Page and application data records
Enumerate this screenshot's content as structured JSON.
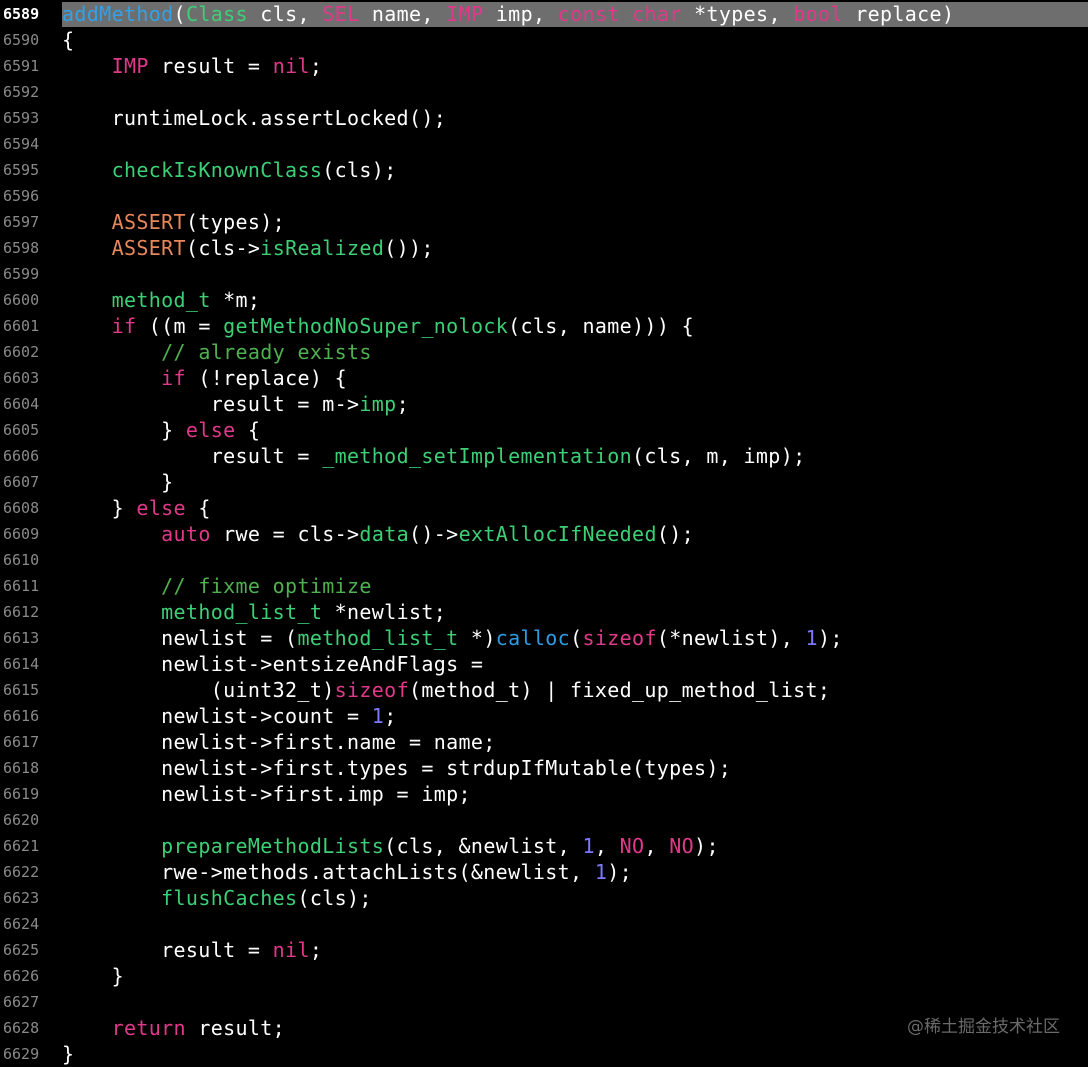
{
  "editor": {
    "current_line_number": "6589",
    "lines": [
      {
        "num": "6589",
        "tokens": [
          [
            "method-hdr",
            "addMethod"
          ],
          [
            "plain",
            "("
          ],
          [
            "type",
            "Class"
          ],
          [
            "plain",
            " cls, "
          ],
          [
            "kw",
            "SEL"
          ],
          [
            "plain",
            " name, "
          ],
          [
            "kw",
            "IMP"
          ],
          [
            "plain",
            " imp, "
          ],
          [
            "kw",
            "const"
          ],
          [
            "plain",
            " "
          ],
          [
            "kw",
            "char"
          ],
          [
            "plain",
            " *types, "
          ],
          [
            "kw",
            "bool"
          ],
          [
            "plain",
            " replace)"
          ]
        ]
      },
      {
        "num": "6590",
        "tokens": [
          [
            "plain",
            "{"
          ]
        ]
      },
      {
        "num": "6591",
        "tokens": [
          [
            "plain",
            "    "
          ],
          [
            "kw",
            "IMP"
          ],
          [
            "plain",
            " result = "
          ],
          [
            "kw",
            "nil"
          ],
          [
            "plain",
            ";"
          ]
        ]
      },
      {
        "num": "6592",
        "tokens": []
      },
      {
        "num": "6593",
        "tokens": [
          [
            "plain",
            "    runtimeLock.assertLocked();"
          ]
        ]
      },
      {
        "num": "6594",
        "tokens": []
      },
      {
        "num": "6595",
        "tokens": [
          [
            "plain",
            "    "
          ],
          [
            "fn",
            "checkIsKnownClass"
          ],
          [
            "plain",
            "(cls);"
          ]
        ]
      },
      {
        "num": "6596",
        "tokens": []
      },
      {
        "num": "6597",
        "tokens": [
          [
            "plain",
            "    "
          ],
          [
            "macro",
            "ASSERT"
          ],
          [
            "plain",
            "(types);"
          ]
        ]
      },
      {
        "num": "6598",
        "tokens": [
          [
            "plain",
            "    "
          ],
          [
            "macro",
            "ASSERT"
          ],
          [
            "plain",
            "(cls->"
          ],
          [
            "fn",
            "isRealized"
          ],
          [
            "plain",
            "());"
          ]
        ]
      },
      {
        "num": "6599",
        "tokens": []
      },
      {
        "num": "6600",
        "tokens": [
          [
            "plain",
            "    "
          ],
          [
            "type",
            "method_t"
          ],
          [
            "plain",
            " *m;"
          ]
        ]
      },
      {
        "num": "6601",
        "tokens": [
          [
            "plain",
            "    "
          ],
          [
            "kw",
            "if"
          ],
          [
            "plain",
            " ((m = "
          ],
          [
            "fn",
            "getMethodNoSuper_nolock"
          ],
          [
            "plain",
            "(cls, name))) {"
          ]
        ]
      },
      {
        "num": "6602",
        "tokens": [
          [
            "plain",
            "        "
          ],
          [
            "comment",
            "// already exists"
          ]
        ]
      },
      {
        "num": "6603",
        "tokens": [
          [
            "plain",
            "        "
          ],
          [
            "kw",
            "if"
          ],
          [
            "plain",
            " (!replace) {"
          ]
        ]
      },
      {
        "num": "6604",
        "tokens": [
          [
            "plain",
            "            result = m->"
          ],
          [
            "fn",
            "imp"
          ],
          [
            "plain",
            ";"
          ]
        ]
      },
      {
        "num": "6605",
        "tokens": [
          [
            "plain",
            "        } "
          ],
          [
            "kw",
            "else"
          ],
          [
            "plain",
            " {"
          ]
        ]
      },
      {
        "num": "6606",
        "tokens": [
          [
            "plain",
            "            result = "
          ],
          [
            "fn",
            "_method_setImplementation"
          ],
          [
            "plain",
            "(cls, m, imp);"
          ]
        ]
      },
      {
        "num": "6607",
        "tokens": [
          [
            "plain",
            "        }"
          ]
        ]
      },
      {
        "num": "6608",
        "tokens": [
          [
            "plain",
            "    } "
          ],
          [
            "kw",
            "else"
          ],
          [
            "plain",
            " {"
          ]
        ]
      },
      {
        "num": "6609",
        "tokens": [
          [
            "plain",
            "        "
          ],
          [
            "kw",
            "auto"
          ],
          [
            "plain",
            " rwe = cls->"
          ],
          [
            "fn",
            "data"
          ],
          [
            "plain",
            "()->"
          ],
          [
            "fn",
            "extAllocIfNeeded"
          ],
          [
            "plain",
            "();"
          ]
        ]
      },
      {
        "num": "6610",
        "tokens": []
      },
      {
        "num": "6611",
        "tokens": [
          [
            "plain",
            "        "
          ],
          [
            "comment",
            "// fixme optimize"
          ]
        ]
      },
      {
        "num": "6612",
        "tokens": [
          [
            "plain",
            "        "
          ],
          [
            "type",
            "method_list_t"
          ],
          [
            "plain",
            " *newlist;"
          ]
        ]
      },
      {
        "num": "6613",
        "tokens": [
          [
            "plain",
            "        newlist = ("
          ],
          [
            "type",
            "method_list_t"
          ],
          [
            "plain",
            " *)"
          ],
          [
            "lib",
            "calloc"
          ],
          [
            "plain",
            "("
          ],
          [
            "kw",
            "sizeof"
          ],
          [
            "plain",
            "(*newlist), "
          ],
          [
            "num",
            "1"
          ],
          [
            "plain",
            ");"
          ]
        ]
      },
      {
        "num": "6614",
        "tokens": [
          [
            "plain",
            "        newlist->entsizeAndFlags ="
          ]
        ]
      },
      {
        "num": "6615",
        "tokens": [
          [
            "plain",
            "            (uint32_t)"
          ],
          [
            "kw",
            "sizeof"
          ],
          [
            "plain",
            "(method_t) | fixed_up_method_list;"
          ]
        ]
      },
      {
        "num": "6616",
        "tokens": [
          [
            "plain",
            "        newlist->count = "
          ],
          [
            "num",
            "1"
          ],
          [
            "plain",
            ";"
          ]
        ]
      },
      {
        "num": "6617",
        "tokens": [
          [
            "plain",
            "        newlist->first.name = name;"
          ]
        ]
      },
      {
        "num": "6618",
        "tokens": [
          [
            "plain",
            "        newlist->first.types = strdupIfMutable(types);"
          ]
        ]
      },
      {
        "num": "6619",
        "tokens": [
          [
            "plain",
            "        newlist->first.imp = imp;"
          ]
        ]
      },
      {
        "num": "6620",
        "tokens": []
      },
      {
        "num": "6621",
        "tokens": [
          [
            "plain",
            "        "
          ],
          [
            "fn",
            "prepareMethodLists"
          ],
          [
            "plain",
            "(cls, &newlist, "
          ],
          [
            "num",
            "1"
          ],
          [
            "plain",
            ", "
          ],
          [
            "kw",
            "NO"
          ],
          [
            "plain",
            ", "
          ],
          [
            "kw",
            "NO"
          ],
          [
            "plain",
            ");"
          ]
        ]
      },
      {
        "num": "6622",
        "tokens": [
          [
            "plain",
            "        rwe->methods.attachLists(&newlist, "
          ],
          [
            "num",
            "1"
          ],
          [
            "plain",
            ");"
          ]
        ]
      },
      {
        "num": "6623",
        "tokens": [
          [
            "plain",
            "        "
          ],
          [
            "fn",
            "flushCaches"
          ],
          [
            "plain",
            "(cls);"
          ]
        ]
      },
      {
        "num": "6624",
        "tokens": []
      },
      {
        "num": "6625",
        "tokens": [
          [
            "plain",
            "        result = "
          ],
          [
            "kw",
            "nil"
          ],
          [
            "plain",
            ";"
          ]
        ]
      },
      {
        "num": "6626",
        "tokens": [
          [
            "plain",
            "    }"
          ]
        ]
      },
      {
        "num": "6627",
        "tokens": []
      },
      {
        "num": "6628",
        "tokens": [
          [
            "plain",
            "    "
          ],
          [
            "kw",
            "return"
          ],
          [
            "plain",
            " result;"
          ]
        ]
      },
      {
        "num": "6629",
        "tokens": [
          [
            "plain",
            "}"
          ]
        ]
      }
    ]
  },
  "watermark": "@稀土掘金技术社区",
  "colors": {
    "background": "#000000",
    "highlight_bar": "#6e6e6e",
    "keyword": "#e0398a",
    "function": "#3ccf76",
    "macro": "#e8875a",
    "comment": "#4fb04f",
    "number": "#7c78ff",
    "library_call": "#2f9be0",
    "method_header": "#33a1e6"
  }
}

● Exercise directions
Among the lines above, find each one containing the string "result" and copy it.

● Response for this exercise
            " result = "
            "            result = m->"
            "            result = "
            "        result = "
            " result;"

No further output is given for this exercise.